■ Records shown ■
Start of Block

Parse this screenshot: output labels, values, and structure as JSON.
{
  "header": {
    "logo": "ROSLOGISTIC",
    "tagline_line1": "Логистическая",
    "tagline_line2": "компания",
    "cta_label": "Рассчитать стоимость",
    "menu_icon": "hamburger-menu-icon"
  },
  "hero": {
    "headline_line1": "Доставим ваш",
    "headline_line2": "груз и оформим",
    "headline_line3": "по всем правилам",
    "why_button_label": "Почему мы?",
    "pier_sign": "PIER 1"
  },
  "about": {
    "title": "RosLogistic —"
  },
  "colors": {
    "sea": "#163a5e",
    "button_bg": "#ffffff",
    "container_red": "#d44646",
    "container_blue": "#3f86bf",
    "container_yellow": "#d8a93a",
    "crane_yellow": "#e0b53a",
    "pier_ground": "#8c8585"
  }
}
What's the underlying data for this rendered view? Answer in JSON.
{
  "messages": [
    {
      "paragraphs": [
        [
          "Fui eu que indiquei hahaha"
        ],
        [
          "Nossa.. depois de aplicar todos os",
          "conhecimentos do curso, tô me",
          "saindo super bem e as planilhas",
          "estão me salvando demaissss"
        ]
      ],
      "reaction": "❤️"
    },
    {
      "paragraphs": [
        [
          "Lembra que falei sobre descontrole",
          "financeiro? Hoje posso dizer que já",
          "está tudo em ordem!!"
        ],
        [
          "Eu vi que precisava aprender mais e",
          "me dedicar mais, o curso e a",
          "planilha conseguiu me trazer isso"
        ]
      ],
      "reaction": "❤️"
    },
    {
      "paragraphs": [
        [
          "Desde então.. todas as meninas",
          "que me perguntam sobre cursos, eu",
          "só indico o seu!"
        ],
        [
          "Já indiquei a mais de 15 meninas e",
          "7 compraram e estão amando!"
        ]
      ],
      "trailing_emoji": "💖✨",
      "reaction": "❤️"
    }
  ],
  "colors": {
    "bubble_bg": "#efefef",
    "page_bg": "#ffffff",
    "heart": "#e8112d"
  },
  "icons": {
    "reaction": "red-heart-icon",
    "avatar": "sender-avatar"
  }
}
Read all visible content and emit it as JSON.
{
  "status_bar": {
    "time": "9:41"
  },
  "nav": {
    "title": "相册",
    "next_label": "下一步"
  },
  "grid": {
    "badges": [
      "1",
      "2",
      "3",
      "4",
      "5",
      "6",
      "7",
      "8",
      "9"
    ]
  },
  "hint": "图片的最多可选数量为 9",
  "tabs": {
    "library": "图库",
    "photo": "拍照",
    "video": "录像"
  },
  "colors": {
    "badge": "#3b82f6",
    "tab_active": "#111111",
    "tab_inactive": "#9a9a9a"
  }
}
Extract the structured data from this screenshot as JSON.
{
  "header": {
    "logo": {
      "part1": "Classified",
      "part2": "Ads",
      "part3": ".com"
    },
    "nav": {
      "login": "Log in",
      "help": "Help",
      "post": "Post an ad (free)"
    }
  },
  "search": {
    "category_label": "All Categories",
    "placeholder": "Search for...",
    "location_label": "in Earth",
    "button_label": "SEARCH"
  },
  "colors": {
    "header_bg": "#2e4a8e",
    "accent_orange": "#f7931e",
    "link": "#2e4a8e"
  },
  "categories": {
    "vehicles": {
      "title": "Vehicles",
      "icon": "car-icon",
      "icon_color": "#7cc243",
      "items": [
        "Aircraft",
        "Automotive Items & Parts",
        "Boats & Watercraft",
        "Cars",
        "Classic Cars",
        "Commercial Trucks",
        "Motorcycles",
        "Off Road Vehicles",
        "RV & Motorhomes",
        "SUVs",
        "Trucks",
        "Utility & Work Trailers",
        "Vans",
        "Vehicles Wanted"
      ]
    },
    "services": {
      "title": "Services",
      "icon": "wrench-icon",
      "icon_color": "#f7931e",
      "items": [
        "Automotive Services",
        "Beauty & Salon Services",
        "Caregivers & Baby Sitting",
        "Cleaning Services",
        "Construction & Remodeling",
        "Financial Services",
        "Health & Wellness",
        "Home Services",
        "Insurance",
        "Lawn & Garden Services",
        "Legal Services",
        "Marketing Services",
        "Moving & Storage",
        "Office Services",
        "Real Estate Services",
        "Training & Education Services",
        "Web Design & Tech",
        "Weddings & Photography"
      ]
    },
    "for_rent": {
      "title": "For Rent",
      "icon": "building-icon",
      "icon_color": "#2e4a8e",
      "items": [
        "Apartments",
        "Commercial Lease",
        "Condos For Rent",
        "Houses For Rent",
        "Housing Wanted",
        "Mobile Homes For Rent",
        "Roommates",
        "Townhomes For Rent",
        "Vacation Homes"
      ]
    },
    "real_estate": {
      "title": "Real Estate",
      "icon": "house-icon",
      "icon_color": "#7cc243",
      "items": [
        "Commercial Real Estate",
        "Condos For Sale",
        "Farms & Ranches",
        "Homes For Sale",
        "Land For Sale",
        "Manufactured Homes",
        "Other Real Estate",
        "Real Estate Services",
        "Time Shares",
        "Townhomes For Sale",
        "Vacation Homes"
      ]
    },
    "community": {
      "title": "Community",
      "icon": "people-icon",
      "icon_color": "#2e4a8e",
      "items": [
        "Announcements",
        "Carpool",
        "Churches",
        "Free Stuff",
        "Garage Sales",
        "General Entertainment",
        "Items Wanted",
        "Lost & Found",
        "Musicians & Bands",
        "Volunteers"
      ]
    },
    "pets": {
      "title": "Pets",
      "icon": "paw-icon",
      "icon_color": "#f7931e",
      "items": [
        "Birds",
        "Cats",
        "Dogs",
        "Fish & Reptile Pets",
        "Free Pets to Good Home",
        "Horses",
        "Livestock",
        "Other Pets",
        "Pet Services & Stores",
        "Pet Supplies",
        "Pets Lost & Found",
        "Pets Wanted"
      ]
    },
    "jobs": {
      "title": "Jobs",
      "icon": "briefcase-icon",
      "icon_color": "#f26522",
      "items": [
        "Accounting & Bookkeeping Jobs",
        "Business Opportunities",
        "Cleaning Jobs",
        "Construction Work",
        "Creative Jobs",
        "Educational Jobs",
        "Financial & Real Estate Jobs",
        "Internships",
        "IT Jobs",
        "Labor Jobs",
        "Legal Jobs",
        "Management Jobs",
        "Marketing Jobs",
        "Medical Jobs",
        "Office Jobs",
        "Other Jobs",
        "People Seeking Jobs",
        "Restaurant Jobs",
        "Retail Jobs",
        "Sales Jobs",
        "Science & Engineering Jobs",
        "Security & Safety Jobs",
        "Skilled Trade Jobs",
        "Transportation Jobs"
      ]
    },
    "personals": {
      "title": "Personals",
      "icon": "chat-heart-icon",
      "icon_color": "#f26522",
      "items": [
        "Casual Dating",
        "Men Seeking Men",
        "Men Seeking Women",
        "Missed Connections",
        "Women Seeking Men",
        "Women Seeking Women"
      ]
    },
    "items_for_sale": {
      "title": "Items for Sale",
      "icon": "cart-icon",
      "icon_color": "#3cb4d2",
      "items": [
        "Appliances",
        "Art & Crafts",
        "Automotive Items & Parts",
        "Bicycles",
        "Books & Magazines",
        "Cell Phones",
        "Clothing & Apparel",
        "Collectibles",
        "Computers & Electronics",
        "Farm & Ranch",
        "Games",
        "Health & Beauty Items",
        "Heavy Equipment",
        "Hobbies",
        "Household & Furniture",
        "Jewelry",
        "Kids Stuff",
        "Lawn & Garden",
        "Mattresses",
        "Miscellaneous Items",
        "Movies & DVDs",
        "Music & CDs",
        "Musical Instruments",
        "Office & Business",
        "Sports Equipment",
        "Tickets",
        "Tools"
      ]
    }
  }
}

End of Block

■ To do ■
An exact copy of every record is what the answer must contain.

■ Result below ■
Parse this screenshot: output labels, values, and structure as JSON.
{
  "header": {
    "logo": "ROSLOGISTIC",
    "tagline_line1": "Логистическая",
    "tagline_line2": "компания",
    "cta_label": "Рассчитать стоимость",
    "menu_icon": "hamburger-menu-icon"
  },
  "hero": {
    "headline_line1": "Доставим ваш",
    "headline_line2": "груз и оформим",
    "headline_line3": "по всем правилам",
    "why_button_label": "Почему мы?",
    "pier_sign": "PIER 1"
  },
  "about": {
    "title": "RosLogistic —"
  },
  "colors": {
    "sea": "#163a5e",
    "button_bg": "#ffffff",
    "container_red": "#d44646",
    "container_blue": "#3f86bf",
    "container_yellow": "#d8a93a",
    "crane_yellow": "#e0b53a",
    "pier_ground": "#8c8585"
  }
}
What's the underlying data for this rendered view? Answer in JSON.
{
  "messages": [
    {
      "paragraphs": [
        [
          "Fui eu que indiquei hahaha"
        ],
        [
          "Nossa.. depois de aplicar todos os",
          "conhecimentos do curso, tô me",
          "saindo super bem e as planilhas",
          "estão me salvando demaissss"
        ]
      ],
      "reaction": "❤️"
    },
    {
      "paragraphs": [
        [
          "Lembra que falei sobre descontrole",
          "financeiro? Hoje posso dizer que já",
          "está tudo em ordem!!"
        ],
        [
          "Eu vi que precisava aprender mais e",
          "me dedicar mais, o curso e a",
          "planilha conseguiu me trazer isso"
        ]
      ],
      "reaction": "❤️"
    },
    {
      "paragraphs": [
        [
          "Desde então.. todas as meninas",
          "que me perguntam sobre cursos, eu",
          "só indico o seu!"
        ],
        [
          "Já indiquei a mais de 15 meninas e",
          "7 compraram e estão amando!"
        ]
      ],
      "trailing_emoji": "💖✨",
      "reaction": "❤️"
    }
  ],
  "colors": {
    "bubble_bg": "#efefef",
    "page_bg": "#ffffff",
    "heart": "#e8112d"
  },
  "icons": {
    "reaction": "red-heart-icon",
    "avatar": "sender-avatar"
  }
}
Read all visible content and emit it as JSON.
{
  "status_bar": {
    "time": "9:41"
  },
  "nav": {
    "title": "相册",
    "next_label": "下一步"
  },
  "grid": {
    "badges": [
      "1",
      "2",
      "3",
      "4",
      "5",
      "6",
      "7",
      "8",
      "9"
    ]
  },
  "hint": "图片的最多可选数量为 9",
  "tabs": {
    "library": "图库",
    "photo": "拍照",
    "video": "录像"
  },
  "colors": {
    "badge": "#3b82f6",
    "tab_active": "#111111",
    "tab_inactive": "#9a9a9a"
  }
}
Extract the structured data from this screenshot as JSON.
{
  "header": {
    "logo": {
      "part1": "Classified",
      "part2": "Ads",
      "part3": ".com"
    },
    "nav": {
      "login": "Log in",
      "help": "Help",
      "post": "Post an ad (free)"
    }
  },
  "search": {
    "category_label": "All Categories",
    "placeholder": "Search for...",
    "location_label": "in Earth",
    "button_label": "SEARCH"
  },
  "colors": {
    "header_bg": "#2e4a8e",
    "accent_orange": "#f7931e",
    "link": "#2e4a8e"
  },
  "categories": {
    "vehicles": {
      "title": "Vehicles",
      "icon": "car-icon",
      "icon_color": "#7cc243",
      "items": [
        "Aircraft",
        "Automotive Items & Parts",
        "Boats & Watercraft",
        "Cars",
        "Classic Cars",
        "Commercial Trucks",
        "Motorcycles",
        "Off Road Vehicles",
        "RV & Motorhomes",
        "SUVs",
        "Trucks",
        "Utility & Work Trailers",
        "Vans",
        "Vehicles Wanted"
      ]
    },
    "services": {
      "title": "Services",
      "icon": "wrench-icon",
      "icon_color": "#f7931e",
      "items": [
        "Automotive Services",
        "Beauty & Salon Services",
        "Caregivers & Baby Sitting",
        "Cleaning Services",
        "Construction & Remodeling",
        "Financial Services",
        "Health & Wellness",
        "Home Services",
        "Insurance",
        "Lawn & Garden Services",
        "Legal Services",
        "Marketing Services",
        "Moving & Storage",
        "Office Services",
        "Real Estate Services",
        "Training & Education Services",
        "Web Design & Tech",
        "Weddings & Photography"
      ]
    },
    "for_rent": {
      "title": "For Rent",
      "icon": "building-icon",
      "icon_color": "#2e4a8e",
      "items": [
        "Apartments",
        "Commercial Lease",
        "Condos For Rent",
        "Houses For Rent",
        "Housing Wanted",
        "Mobile Homes For Rent",
        "Roommates",
        "Townhomes For Rent",
        "Vacation Homes"
      ]
    },
    "real_estate": {
      "title": "Real Estate",
      "icon": "house-icon",
      "icon_color": "#7cc243",
      "items": [
        "Commercial Real Estate",
        "Condos For Sale",
        "Farms & Ranches",
        "Homes For Sale",
        "Land For Sale",
        "Manufactured Homes",
        "Other Real Estate",
        "Real Estate Services",
        "Time Shares",
        "Townhomes For Sale",
        "Vacation Homes"
      ]
    },
    "community": {
      "title": "Community",
      "icon": "people-icon",
      "icon_color": "#2e4a8e",
      "items": [
        "Announcements",
        "Carpool",
        "Churches",
        "Free Stuff",
        "Garage Sales",
        "General Entertainment",
        "Items Wanted",
        "Lost & Found",
        "Musicians & Bands",
        "Volunteers"
      ]
    },
    "pets": {
      "title": "Pets",
      "icon": "paw-icon",
      "icon_color": "#f7931e",
      "items": [
        "Birds",
        "Cats",
        "Dogs",
        "Fish & Reptile Pets",
        "Free Pets to Good Home",
        "Horses",
        "Livestock",
        "Other Pets",
        "Pet Services & Stores",
        "Pet Supplies",
        "Pets Lost & Found",
        "Pets Wanted"
      ]
    },
    "jobs": {
      "title": "Jobs",
      "icon": "briefcase-icon",
      "icon_color": "#f26522",
      "items": [
        "Accounting & Bookkeeping Jobs",
        "Business Opportunities",
        "Cleaning Jobs",
        "Construction Work",
        "Creative Jobs",
        "Educational Jobs",
        "Financial & Real Estate Jobs",
        "Internships",
        "IT Jobs",
        "Labor Jobs",
        "Legal Jobs",
        "Management Jobs",
        "Marketing Jobs",
        "Medical Jobs",
        "Office Jobs",
        "Other Jobs",
        "People Seeking Jobs",
        "Restaurant Jobs",
        "Retail Jobs",
        "Sales Jobs",
        "Science & Engineering Jobs",
        "Security & Safety Jobs",
        "Skilled Trade Jobs",
        "Transportation Jobs"
      ]
    },
    "personals": {
      "title": "Personals",
      "icon": "chat-heart-icon",
      "icon_color": "#f26522",
      "items": [
        "Casual Dating",
        "Men Seeking Men",
        "Men Seeking Women",
        "Missed Connections",
        "Women Seeking Men",
        "Women Seeking Women"
      ]
    },
    "items_for_sale": {
      "title": "Items for Sale",
      "icon": "cart-icon",
      "icon_color": "#3cb4d2",
      "items": [
        "Appliances",
        "Art & Crafts",
        "Automotive Items & Parts",
        "Bicycles",
        "Books & Magazines",
        "Cell Phones",
        "Clothing & Apparel",
        "Collectibles",
        "Computers & Electronics",
        "Farm & Ranch",
        "Games",
        "Health & Beauty Items",
        "Heavy Equipment",
        "Hobbies",
        "Household & Furniture",
        "Jewelry",
        "Kids Stuff",
        "Lawn & Garden",
        "Mattresses",
        "Miscellaneous Items",
        "Movies & DVDs",
        "Music & CDs",
        "Musical Instruments",
        "Office & Business",
        "Sports Equipment",
        "Tickets",
        "Tools"
      ]
    }
  }
}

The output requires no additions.